2. Always Talk to Strangers – Yes, I know your mama told you not to.  I am telling you to throw that shit out the window.  For me one of the best ways to pass time on a long ultra is to take the time to talk to other ultrarunners.  Most do so more than willingly – even if they may be too shy to initiate the conversation.  We all know how shy ultrarunners can be…yes that’s sarcasm.  The truth is, most of them are just WAITING to tell you about other runs they have done, PRs, or their entire life story.  If someone does not feel like talking, chances are they will either tell you, not respond, or speed away.  I have made some awesome friendships that started just by chatting on the trail.  Miles will melt behind you.

3.  Visualize – If there is no one around to talk to, your mantra has gone stale, you can’t stand to listen to one more Pantera jam, and you are struggling with some pain I have the answer.  I know this sounds weird, but it works for me more often than not.  I visualize my body as some sort of biological factory and dispatch commandos, medics, and engineers to take care of the pain and repair the injury that which is inflicting it.  Yes this is pretend…it is a scenario in my imagination.  I once ‘saw’ the pain as black ooze dripping off the tattered machinery which was working my knee joint as it was being dismantled by slug-looking creatures.  The elite commandos I deployed killed the baddies while the engineers cleaned and repaired the machines.  By the time I thought the scenario through in my mind, my knee felt better.  Don’t call me nuts until you try it.  What else do you have to do during your umpteenth consecutive hour of running?

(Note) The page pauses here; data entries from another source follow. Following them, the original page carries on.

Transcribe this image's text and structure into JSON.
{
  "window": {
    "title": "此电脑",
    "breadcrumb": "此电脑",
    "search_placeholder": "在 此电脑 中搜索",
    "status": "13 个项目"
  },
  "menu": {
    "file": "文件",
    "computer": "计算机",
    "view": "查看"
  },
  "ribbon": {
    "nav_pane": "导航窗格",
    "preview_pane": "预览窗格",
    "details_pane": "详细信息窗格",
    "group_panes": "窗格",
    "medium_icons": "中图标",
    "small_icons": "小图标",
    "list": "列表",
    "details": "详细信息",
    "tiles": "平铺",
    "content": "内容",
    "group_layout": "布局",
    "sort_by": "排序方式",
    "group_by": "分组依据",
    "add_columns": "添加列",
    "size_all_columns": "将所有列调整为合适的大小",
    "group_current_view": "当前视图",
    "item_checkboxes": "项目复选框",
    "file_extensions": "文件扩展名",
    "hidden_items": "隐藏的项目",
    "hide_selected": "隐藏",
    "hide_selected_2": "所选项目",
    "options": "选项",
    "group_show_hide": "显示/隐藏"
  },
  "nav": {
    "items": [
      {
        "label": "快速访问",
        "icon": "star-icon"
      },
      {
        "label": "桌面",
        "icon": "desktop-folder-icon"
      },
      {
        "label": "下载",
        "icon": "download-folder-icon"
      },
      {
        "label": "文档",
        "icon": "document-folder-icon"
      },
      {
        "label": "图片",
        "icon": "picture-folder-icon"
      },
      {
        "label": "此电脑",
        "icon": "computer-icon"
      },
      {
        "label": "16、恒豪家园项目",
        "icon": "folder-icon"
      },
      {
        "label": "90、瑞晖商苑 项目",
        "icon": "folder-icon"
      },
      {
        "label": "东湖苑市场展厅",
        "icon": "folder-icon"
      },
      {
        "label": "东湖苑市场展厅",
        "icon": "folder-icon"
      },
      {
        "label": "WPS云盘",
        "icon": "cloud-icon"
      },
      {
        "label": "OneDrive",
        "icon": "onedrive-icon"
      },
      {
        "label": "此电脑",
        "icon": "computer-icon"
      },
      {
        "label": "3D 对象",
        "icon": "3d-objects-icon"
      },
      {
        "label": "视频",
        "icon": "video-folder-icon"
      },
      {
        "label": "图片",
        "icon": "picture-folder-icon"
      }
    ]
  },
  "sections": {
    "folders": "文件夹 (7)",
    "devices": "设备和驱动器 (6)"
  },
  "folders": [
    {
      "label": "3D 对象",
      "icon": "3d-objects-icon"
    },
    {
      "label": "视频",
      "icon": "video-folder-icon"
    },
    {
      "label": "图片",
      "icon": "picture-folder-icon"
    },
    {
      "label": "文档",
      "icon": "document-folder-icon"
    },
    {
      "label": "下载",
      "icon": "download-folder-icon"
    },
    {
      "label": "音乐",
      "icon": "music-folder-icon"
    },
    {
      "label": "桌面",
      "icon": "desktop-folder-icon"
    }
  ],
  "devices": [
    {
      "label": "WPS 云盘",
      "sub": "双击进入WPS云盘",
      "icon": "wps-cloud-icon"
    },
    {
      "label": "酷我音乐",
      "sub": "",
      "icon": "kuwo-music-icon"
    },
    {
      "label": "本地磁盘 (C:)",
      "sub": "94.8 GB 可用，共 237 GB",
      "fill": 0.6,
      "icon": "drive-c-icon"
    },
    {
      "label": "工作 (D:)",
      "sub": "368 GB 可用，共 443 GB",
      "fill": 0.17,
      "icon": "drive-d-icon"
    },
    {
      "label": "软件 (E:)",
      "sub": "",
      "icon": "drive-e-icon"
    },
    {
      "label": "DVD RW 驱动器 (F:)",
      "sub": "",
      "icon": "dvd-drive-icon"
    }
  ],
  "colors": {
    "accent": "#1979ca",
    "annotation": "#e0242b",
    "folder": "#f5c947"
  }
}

All ultras require some serious gut-checking.  Looking at the weather forecast for Praire Spirit 100  it is clear that this “beginner level” trail may require even a little more perseverance than you had in mind.  Gut check time.

What techniques do you do to occupy your mind and keep your body moving during an ultra?  I would love to hear them.

See you all at Prairie Spirit!  As always, BE EPIC.

Zach